>>     * selecting canonical, long-term connections.
>>   (See [Ticket 33018: Dir auths using an unsustainable 400+ mbit/s] for the
>>   initial motivation for this change: resisting significant bandwidth load
>>   on directory authorities.)
>>   Now that tor knows its own addresses, we propose that relays (and bridges)
>>   set their IPv4 and IPv6 OutboundBindAddress to these discovered addresses,
>>   by default. If binding fails, tor should fall back to an unbound socket.
> I think this change might be unnecessary, but it shouldn't hurt.  I'd
> suggest not prioritizing it very high.

I agree it's low-priority right now.

But if directory authorities start blocking all non-relay addresses to reduce
load, then we may have to make this change.

For the latest progress on the current authority load issue, see:

> [...]
> In general, this plan above looks solid.
> I have a suggestion before we get into the implementation, though: I
> think we should, for each check, make sure that we write down _when_
> it happens, what makes it happen, and where we store the result.  That
> is, some of these checks are things we need to launch (like looking up
> our own hostname), whereas others will happen passively pretty often
> (like connecting to a directory authority).  Of the ones that we need
> to launch, some will happen only when other methods have failed,
> whereas some will happen on startup.  Some are things that can time
> out, whereas others aren't.  Writing this all down will make sure that
> we aren't making our state machine more complex than it needs to be.
> IMO, we should record the status of all possible IP lookup methods,
> with "not yet tried" being a possible status: it will help us keep our
> implementation and our logging simple -- or at least, as simple as
> can be.

The current state machine is implicit, but it seems to be fit for
purpose. So I didn't propose any modifications to it, because we're
trying to keep the Sponsor 55 work as small as possible.

For similar reasons, I didn't analyse or describe the current or
proposed state machines.

But it was a useful exercise, so I added it to the proposal:

Thanks again for the review!

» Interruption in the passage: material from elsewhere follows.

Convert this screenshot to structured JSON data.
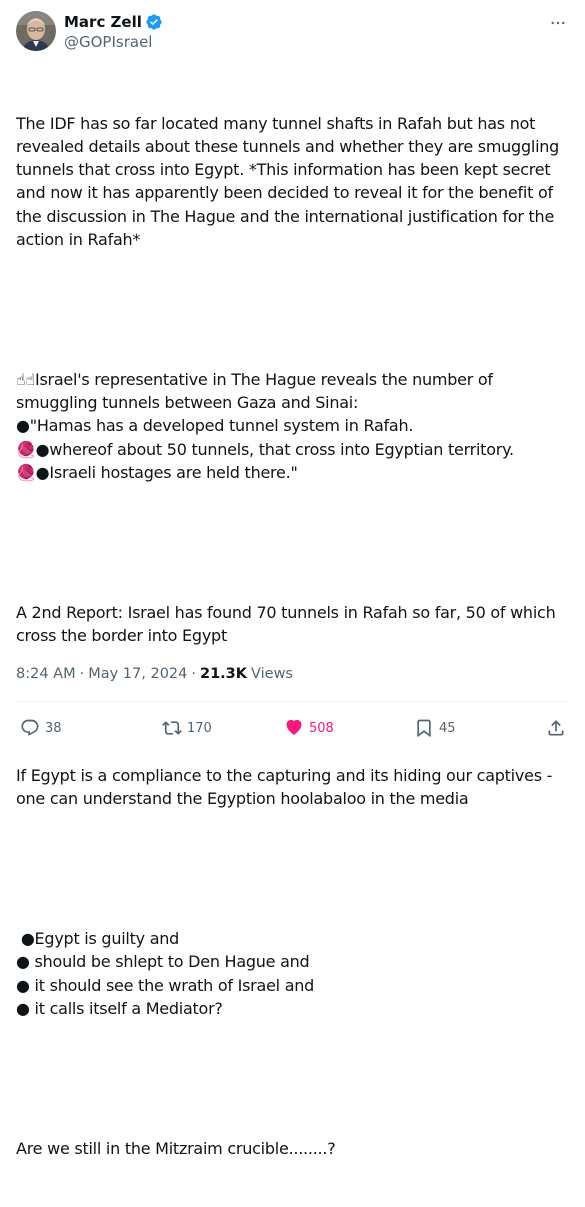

-------------- next part --------------
A non-text attachment was scrubbed...
Name: signature.asc
Type: application/pgp-signature
Size: 833 bytes
Desc: Message signed with OpenPGP
URL: <http://lists.torproject.org/pipermail/tor-dev/attachments/20200205/692dfcfd/attachment-0001.sig>

More information about the tor-dev mailing list